Erdogan: "L’expression “islam modéré” est laide et offensante. Il n’y a pas d’islam modéré." Milliyet, 21 août 2007
lundi 3 janvier 2011
Alcohol consumption growth in the Gulf
From Saudi Arabia’s zero tolerance to Beiruth buzzing's nightlife, the Middle East poses challenges and opportunities for alcohol producers. And as the region realigns itself after the global financial crisis, the trends in drinks consumption also paint a picture of a region in flux.
Dubai may still be the party capital of the Arabian Peninsula, as witnessed by the string of events over the new year period, but it is only just starting to reverse a steep drop in alcohol consumption that saw the recession of 2009 shave off up to 30 per cent of sales for Diageo, the world’s biggest producer of spirits.
“The UAE was growing at 26 per cent a year between the boom years of 2006-08; it was hard just to keep up with the demand,” says Hugo Mills, Diageo’s regional general manager.
Abu Dhabi, the United Arab Emirates’ capital, is leading the federation out of recession, with Diageo sales there growing at 28 per cent a year.
New hotels are opening as the capital develops its own tourism and entertainment industry, with pop concerts and global sports events beginning to shed the city’s sleepy reputation.
“Now we are seeing huge growth in Abu Dhabi. And with the World Cup in Qatar in 2022 as well, this should keep the region buoyant in the future,” says Mr Mills.
Qatar, which in recent years introduced tougher regulations on bars, is set for a construction-fuelled boom, especially in hotels, as it prepares for the football tournament.
Lebanon, too, with its famous nightlife and looser advertising regulation, is capturing the attention of alcohol producers.
“Lebanon is very premium-market – customers are trading up, they want expensive bottles,” says Jane Ewing, managing director for Diageo’s Global Travel and Middle East businesses.
Lebanon also exports its own brands, from the wines of the Beqaa Valley to Almaza beer, but they remain a niche market compared to the grip of global products.
Arabia’s beer industry is dominated by a joint venture between Heineken International and Emirates, Dubai’s government-owned airline. With a two-thirds market share of beer consumption in the UAE, its products include Heineken, Amstel and Sol, making it the market leader in the other Gulf states that permit alcohol: Bahrain, Oman and Qatar.
For Diageo, owner of the Johnnie Walker and Smirnoff labels, Dubai has yet to recover to 2008 levels, but the city’s duty-free sales at the world’s fifth busiest airport reached a record $1.3bn in 2010, a 14 per cent increase on the previous year.

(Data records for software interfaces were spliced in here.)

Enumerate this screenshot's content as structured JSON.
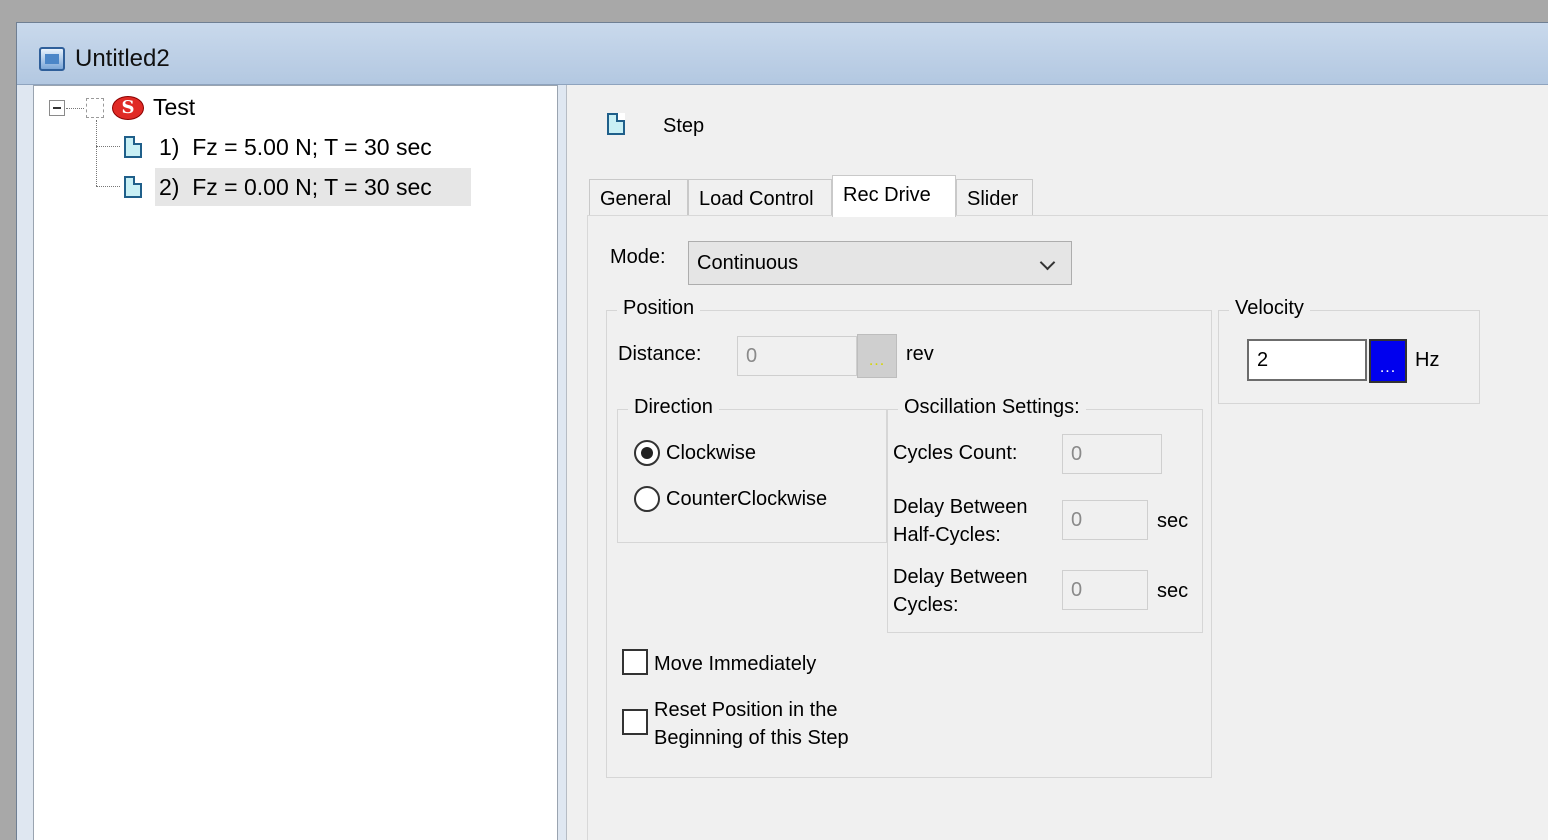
{
  "window": {
    "title": "Untitled2"
  },
  "tree": {
    "root": {
      "label": "Test",
      "icon": "s-badge-icon"
    },
    "items": [
      {
        "label": "1)  Fz = 5.00 N; T = 30 sec"
      },
      {
        "label": "2)  Fz = 0.00 N; T = 30 sec",
        "selected": true
      }
    ]
  },
  "panel": {
    "header": "Step",
    "tabs": [
      {
        "label": "General"
      },
      {
        "label": "Load Control"
      },
      {
        "label": "Rec Drive",
        "active": true
      },
      {
        "label": "Slider"
      }
    ],
    "mode": {
      "label": "Mode:",
      "value": "Continuous"
    },
    "position": {
      "title": "Position",
      "distance_label": "Distance:",
      "distance_value": "0",
      "distance_unit": "rev",
      "dots": "..."
    },
    "direction": {
      "title": "Direction",
      "clockwise": "Clockwise",
      "counterclockwise": "CounterClockwise",
      "selected": "Clockwise"
    },
    "oscillation": {
      "title": "Oscillation Settings:",
      "cycles_label": "Cycles Count:",
      "cycles_value": "0",
      "half_delay_label_1": "Delay Between",
      "half_delay_label_2": "Half-Cycles:",
      "half_delay_value": "0",
      "half_delay_unit": "sec",
      "cycle_delay_label_1": "Delay Between",
      "cycle_delay_label_2": "Cycles:",
      "cycle_delay_value": "0",
      "cycle_delay_unit": "sec"
    },
    "move_immediately": "Move Immediately",
    "reset_position_1": "Reset Position in the",
    "reset_position_2": "Beginning of this Step",
    "velocity": {
      "title": "Velocity",
      "value": "2",
      "unit": "Hz",
      "dots": "..."
    }
  }
}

With the region earmarking up to $86bn for airport infrastructure, Diageo expects to double its sales as Qatar and Abu Dhabi proceed with aviation expansion plans.
By the end of the next decade, the Middle East should have doubled its share of global travel retail business to 14 per cent, according to Sweden’s Generation Research.
But, industry insiders say, higher margins are found in the black-market sales into “dry” countries such as Saudi Arabia, where a standard bottle of whisky costs $150.
Northern emirates of the UAE – Ajman, Umm al-Quwain, Fujairah and Ras al-Khaimah – allow alcohol stores that undercut the licensed outlets in Dubai and Abu Dhabi. Industry insiders estimate that more than a half of the alcohol sold to traders in these emirates ends up being smuggled into Saudi Arabia and elsewhere.